### Raw data

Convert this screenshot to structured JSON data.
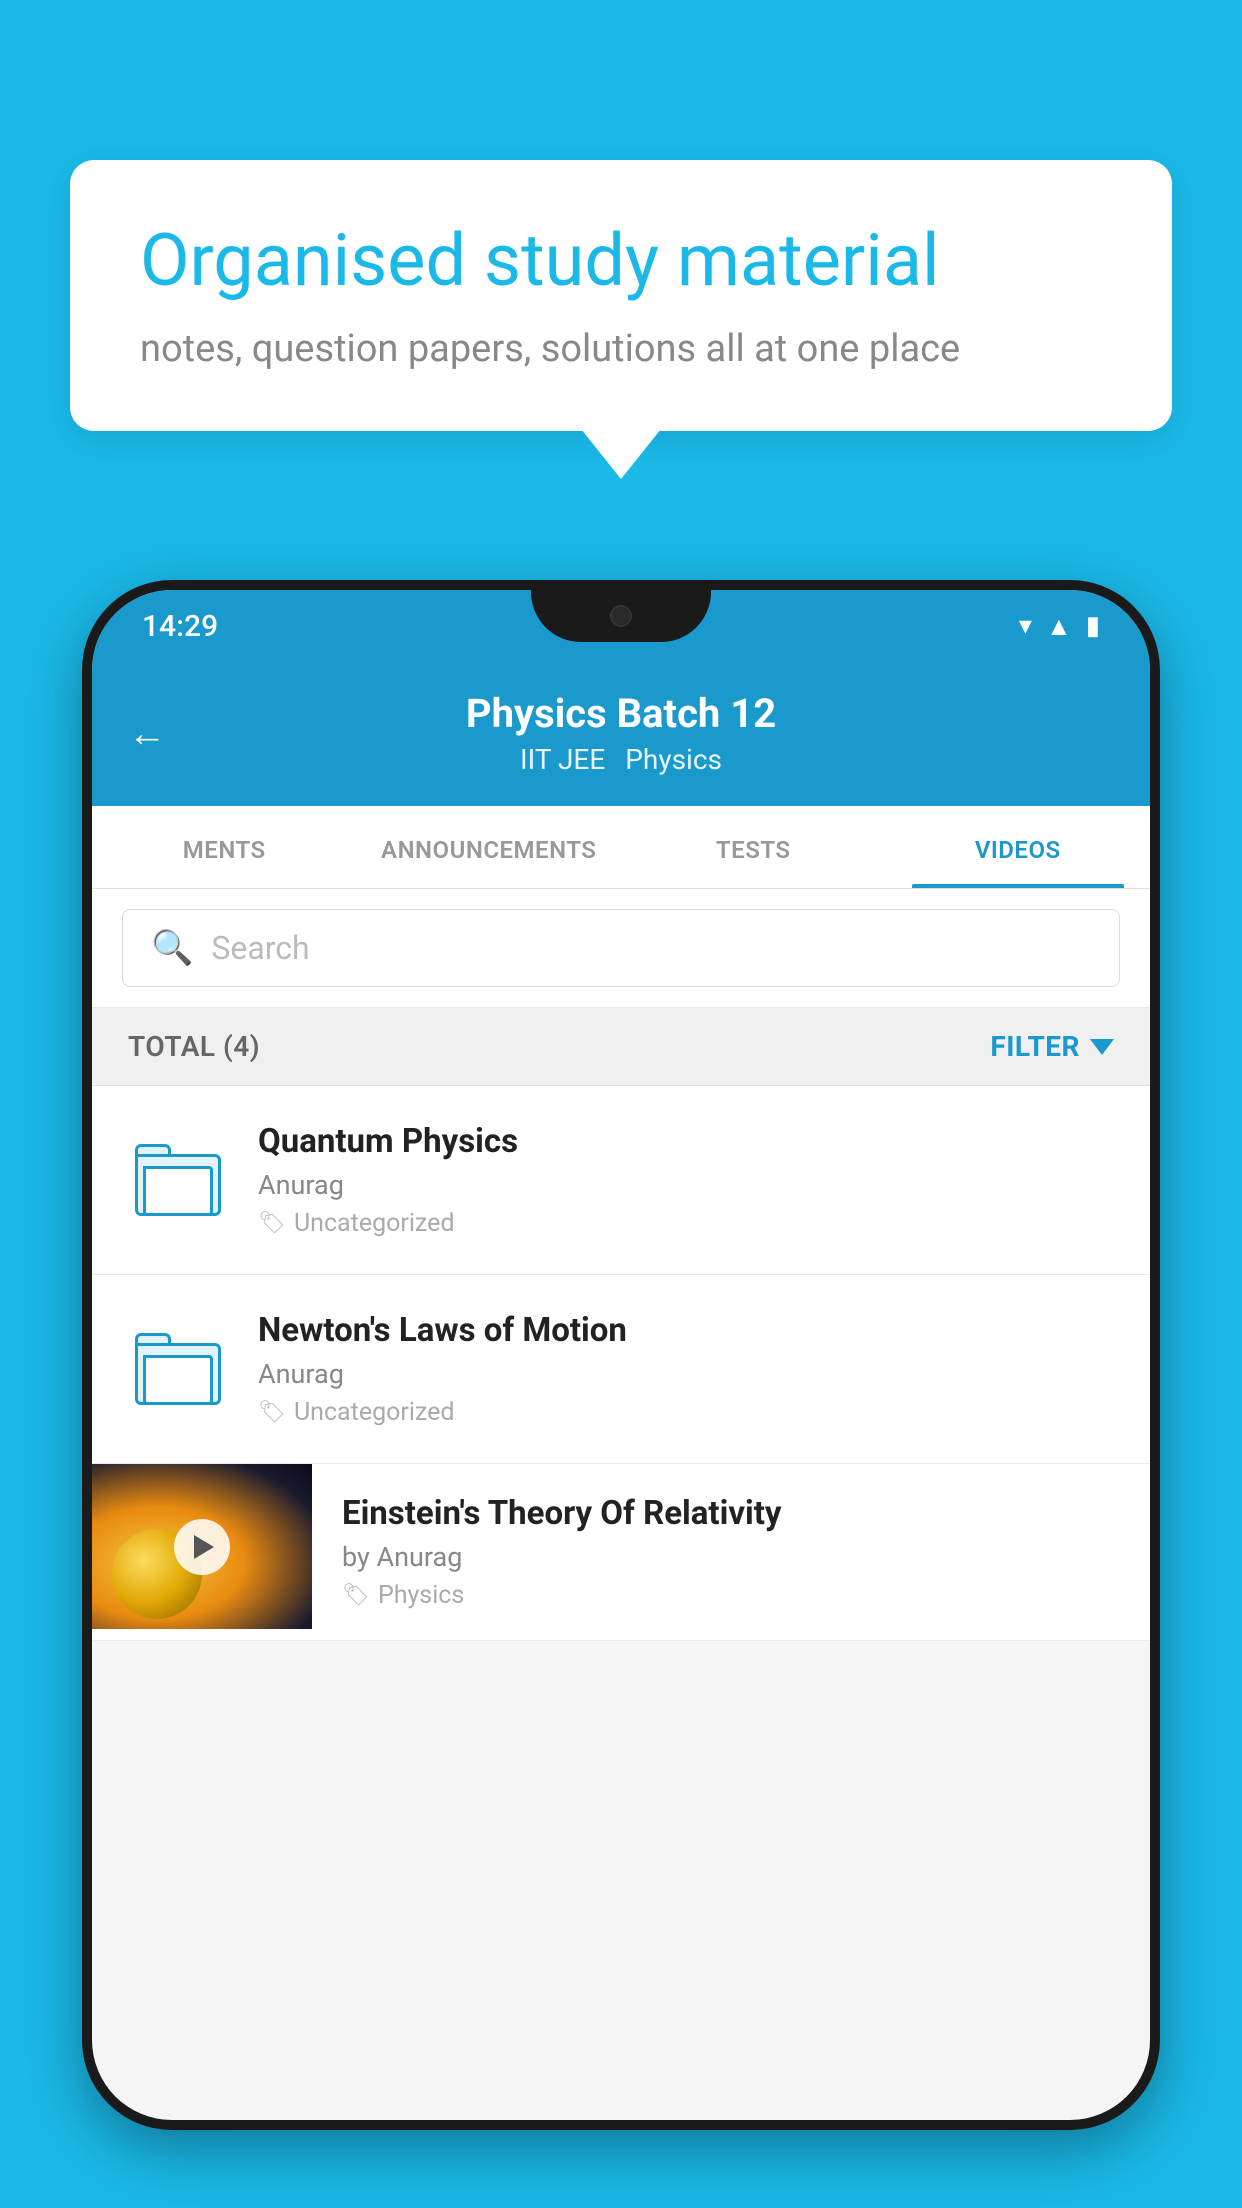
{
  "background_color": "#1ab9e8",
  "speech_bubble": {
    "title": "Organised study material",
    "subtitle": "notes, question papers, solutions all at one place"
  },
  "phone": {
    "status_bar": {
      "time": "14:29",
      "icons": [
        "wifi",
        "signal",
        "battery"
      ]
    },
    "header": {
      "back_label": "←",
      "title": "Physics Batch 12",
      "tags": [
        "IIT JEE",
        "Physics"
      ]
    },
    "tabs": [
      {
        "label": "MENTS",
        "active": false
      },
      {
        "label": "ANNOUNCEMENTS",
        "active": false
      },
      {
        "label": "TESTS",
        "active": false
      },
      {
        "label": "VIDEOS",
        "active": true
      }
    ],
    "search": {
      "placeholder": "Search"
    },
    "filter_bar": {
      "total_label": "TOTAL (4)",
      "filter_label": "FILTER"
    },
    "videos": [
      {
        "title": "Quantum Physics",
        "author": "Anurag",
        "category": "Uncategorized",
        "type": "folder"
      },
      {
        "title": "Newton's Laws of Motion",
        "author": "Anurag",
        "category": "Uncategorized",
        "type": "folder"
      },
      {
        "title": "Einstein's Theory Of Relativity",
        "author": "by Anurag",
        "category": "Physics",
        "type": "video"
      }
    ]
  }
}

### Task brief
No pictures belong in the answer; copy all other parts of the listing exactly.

### Completed exercise
Convert this screenshot to structured JSON data.
{
  "background_color": "#1ab9e8",
  "speech_bubble": {
    "title": "Organised study material",
    "subtitle": "notes, question papers, solutions all at one place"
  },
  "phone": {
    "status_bar": {
      "time": "14:29",
      "icons": [
        "wifi",
        "signal",
        "battery"
      ]
    },
    "header": {
      "back_label": "←",
      "title": "Physics Batch 12",
      "tags": [
        "IIT JEE",
        "Physics"
      ]
    },
    "tabs": [
      {
        "label": "MENTS",
        "active": false
      },
      {
        "label": "ANNOUNCEMENTS",
        "active": false
      },
      {
        "label": "TESTS",
        "active": false
      },
      {
        "label": "VIDEOS",
        "active": true
      }
    ],
    "search": {
      "placeholder": "Search"
    },
    "filter_bar": {
      "total_label": "TOTAL (4)",
      "filter_label": "FILTER"
    },
    "videos": [
      {
        "title": "Quantum Physics",
        "author": "Anurag",
        "category": "Uncategorized",
        "type": "folder"
      },
      {
        "title": "Newton's Laws of Motion",
        "author": "Anurag",
        "category": "Uncategorized",
        "type": "folder"
      },
      {
        "title": "Einstein's Theory Of Relativity",
        "author": "by Anurag",
        "category": "Physics",
        "type": "video"
      }
    ]
  }
}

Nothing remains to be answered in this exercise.